» REQUIRED WORK
Every line below that holds the string "visible" should be copied out.

Element data from apps and pages

....

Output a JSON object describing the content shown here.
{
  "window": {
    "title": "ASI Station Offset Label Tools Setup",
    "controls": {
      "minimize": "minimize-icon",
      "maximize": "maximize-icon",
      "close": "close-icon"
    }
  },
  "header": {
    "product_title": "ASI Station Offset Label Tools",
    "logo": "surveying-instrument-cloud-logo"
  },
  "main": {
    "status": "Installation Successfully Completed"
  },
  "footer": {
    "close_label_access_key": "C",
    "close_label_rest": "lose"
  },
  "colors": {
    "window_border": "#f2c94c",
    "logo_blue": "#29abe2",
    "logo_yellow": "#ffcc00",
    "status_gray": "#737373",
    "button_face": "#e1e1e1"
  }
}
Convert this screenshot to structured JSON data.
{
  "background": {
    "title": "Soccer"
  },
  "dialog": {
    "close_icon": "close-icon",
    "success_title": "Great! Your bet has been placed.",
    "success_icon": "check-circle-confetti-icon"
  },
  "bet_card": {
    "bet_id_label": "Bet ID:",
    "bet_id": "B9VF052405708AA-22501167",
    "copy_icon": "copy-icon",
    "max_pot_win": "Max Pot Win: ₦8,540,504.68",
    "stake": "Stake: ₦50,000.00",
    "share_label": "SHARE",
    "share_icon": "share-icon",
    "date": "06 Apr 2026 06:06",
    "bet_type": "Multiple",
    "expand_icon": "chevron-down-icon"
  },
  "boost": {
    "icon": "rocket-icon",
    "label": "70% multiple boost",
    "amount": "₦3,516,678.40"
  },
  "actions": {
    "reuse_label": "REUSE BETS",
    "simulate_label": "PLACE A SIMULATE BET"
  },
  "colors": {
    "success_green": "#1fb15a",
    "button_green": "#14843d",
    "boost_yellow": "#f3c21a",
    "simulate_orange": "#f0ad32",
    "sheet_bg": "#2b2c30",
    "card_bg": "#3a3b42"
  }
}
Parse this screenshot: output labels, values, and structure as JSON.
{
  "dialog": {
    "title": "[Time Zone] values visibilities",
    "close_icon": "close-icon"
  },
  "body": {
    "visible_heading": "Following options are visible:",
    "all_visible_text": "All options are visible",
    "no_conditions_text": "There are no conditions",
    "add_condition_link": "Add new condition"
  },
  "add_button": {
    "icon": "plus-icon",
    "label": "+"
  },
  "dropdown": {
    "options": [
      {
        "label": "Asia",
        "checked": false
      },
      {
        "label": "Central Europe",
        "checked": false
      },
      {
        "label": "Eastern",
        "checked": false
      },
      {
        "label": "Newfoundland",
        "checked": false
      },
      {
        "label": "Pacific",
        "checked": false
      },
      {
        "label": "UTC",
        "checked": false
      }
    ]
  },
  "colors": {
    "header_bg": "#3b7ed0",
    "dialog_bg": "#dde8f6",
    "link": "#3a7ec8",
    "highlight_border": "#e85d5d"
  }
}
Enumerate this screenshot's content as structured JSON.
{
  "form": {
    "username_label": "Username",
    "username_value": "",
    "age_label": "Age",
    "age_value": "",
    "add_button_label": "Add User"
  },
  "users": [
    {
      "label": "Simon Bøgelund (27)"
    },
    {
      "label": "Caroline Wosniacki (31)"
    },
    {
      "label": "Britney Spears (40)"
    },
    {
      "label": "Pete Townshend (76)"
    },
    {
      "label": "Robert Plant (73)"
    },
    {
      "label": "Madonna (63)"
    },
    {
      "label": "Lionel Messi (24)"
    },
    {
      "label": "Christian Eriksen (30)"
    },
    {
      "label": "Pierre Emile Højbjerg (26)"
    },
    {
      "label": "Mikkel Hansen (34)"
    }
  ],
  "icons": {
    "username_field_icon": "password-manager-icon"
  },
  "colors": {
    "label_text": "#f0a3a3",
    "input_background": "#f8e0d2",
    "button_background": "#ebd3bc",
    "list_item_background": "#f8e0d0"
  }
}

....

» FINISHED TASK
    "visible_heading": "Following options are visible:",
    "all_visible_text": "All options are visible",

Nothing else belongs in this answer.